    22. 22. Tectónica de Placas:resumen • la tierra está hecha de 3 principales capas (Núcleo, Manto, Corteza) • Sobre la superficie de la tierra están las placas tectónicas que lentamente se mueven alrededor del globo. • Las Placas están hechas de Corteza y de Manto superior (Litósfera) • Hay dos tipos de Placas • Hay 3 tipos de límites de Placa • Los volcanes y los terremotos están estrechamente ligados a los márgenes de las Placas tectónicas

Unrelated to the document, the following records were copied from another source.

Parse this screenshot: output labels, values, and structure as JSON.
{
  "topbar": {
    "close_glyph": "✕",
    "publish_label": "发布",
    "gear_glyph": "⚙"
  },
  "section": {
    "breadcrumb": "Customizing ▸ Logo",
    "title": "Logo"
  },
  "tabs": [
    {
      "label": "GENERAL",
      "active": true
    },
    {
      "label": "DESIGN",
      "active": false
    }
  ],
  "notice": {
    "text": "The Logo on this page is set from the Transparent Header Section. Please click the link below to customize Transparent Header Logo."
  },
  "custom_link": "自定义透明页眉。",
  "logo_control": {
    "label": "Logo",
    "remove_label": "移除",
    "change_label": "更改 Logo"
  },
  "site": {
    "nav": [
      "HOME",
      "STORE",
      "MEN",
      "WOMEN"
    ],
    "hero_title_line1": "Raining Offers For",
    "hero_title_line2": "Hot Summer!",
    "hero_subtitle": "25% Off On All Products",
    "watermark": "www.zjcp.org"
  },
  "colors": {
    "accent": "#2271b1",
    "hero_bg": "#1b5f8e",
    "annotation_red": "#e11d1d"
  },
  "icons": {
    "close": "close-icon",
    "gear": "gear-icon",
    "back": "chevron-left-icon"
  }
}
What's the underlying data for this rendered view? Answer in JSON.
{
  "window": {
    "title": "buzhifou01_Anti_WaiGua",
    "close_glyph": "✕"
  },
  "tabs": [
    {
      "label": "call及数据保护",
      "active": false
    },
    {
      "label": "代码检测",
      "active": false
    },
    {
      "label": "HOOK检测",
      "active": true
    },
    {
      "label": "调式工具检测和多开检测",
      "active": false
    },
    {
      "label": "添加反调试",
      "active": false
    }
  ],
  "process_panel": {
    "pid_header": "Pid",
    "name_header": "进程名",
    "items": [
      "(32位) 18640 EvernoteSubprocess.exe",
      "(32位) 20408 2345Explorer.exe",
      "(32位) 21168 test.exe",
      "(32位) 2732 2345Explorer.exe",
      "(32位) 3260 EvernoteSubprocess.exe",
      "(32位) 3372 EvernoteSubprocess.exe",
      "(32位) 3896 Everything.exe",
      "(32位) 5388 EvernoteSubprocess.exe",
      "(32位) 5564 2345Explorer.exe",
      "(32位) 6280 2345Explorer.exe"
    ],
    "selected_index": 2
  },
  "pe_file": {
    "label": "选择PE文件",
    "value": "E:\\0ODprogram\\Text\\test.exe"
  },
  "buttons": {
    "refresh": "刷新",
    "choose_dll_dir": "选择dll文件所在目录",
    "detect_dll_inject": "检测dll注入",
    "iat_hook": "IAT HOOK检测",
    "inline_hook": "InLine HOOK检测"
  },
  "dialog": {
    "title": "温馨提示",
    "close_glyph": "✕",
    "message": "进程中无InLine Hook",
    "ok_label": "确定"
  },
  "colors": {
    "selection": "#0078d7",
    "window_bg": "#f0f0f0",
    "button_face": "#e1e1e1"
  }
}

    23. 23. Interseismic strain accumulation measured by GPS in the seismic gap between Constitución and Concepción in Chile J.C. Ruegga, , A. Rudloff b, C. Vignyb, R. Madariagab, J.B. de Chabaliera, J. Camposc,∗ E. Kauselc, S. Barrientosc, D. Dimitrovd. Paper publicado el 2009 en la revista “Physics of the Earth and Planetary Interiors” donde se pronostica un posible terremoto de magnitud 8-8,5 grados en la zona entre Concepción y Constitución. Les dejo el abstract. • The Concepción–Constitución area [35–37◦S] in South Central Chile is very likely a mature seismic gap, • since no large subduction earthquake has occurred there since 1835. Three campaigns of global positioning • system (GPS) measurements were carried out in this area in 1996, 1999 and 2002. We observed • a network of about 40 sites, including two east–west transects ranging from the coastal area to the • Argentina border and one north–south profile along the coast. Our measurements are consistent with • the Nazca/South America relative angular velocity (55.9◦N, 95.2◦W, 0.610◦/Ma) discussed by Vigny et al. • (2008, this issue) which predicts a convergence of 68mm/year oriented 79◦N at the Chilean trench near • 36◦S. With respect to stable South America, horizontal velocities decrease from 45mm/year on the coast • to 10mm/year in the Cordillera. Vertical velocities exhibit a coherent pattern with negative values of • about 10mm/year on the coast and slightly positive or near zero in the Central Valley or the Cordillera. • Horizontal velocities have formal uncertainties in the range of 1–3mm/year and vertical velocities around • 3–6mm/year. Surface deformation in this area of South Central Chile is consistent with a fully coupled • elastic loading on the subduction interface at depth. The best fit to our data is obtained with a dip of 16±3◦, • a locking depth of 55±5 km and a dislocation corresponding to 67mm/year oriented 78◦N. However in • the northern area of our network the fit is improved locally by using a lower dip around 13◦. Finally a • convergence motion of about 68mm/year represents more than 10m of displacement accumulated since • the last big interplate subduction event in this area over 170 years ago (1835 earthquake described by Darwin). • Therefore, in a worst case scenario, the area already has a potential for an earthquake of magnitude • as large as 8–8.5, should it happen in the near future.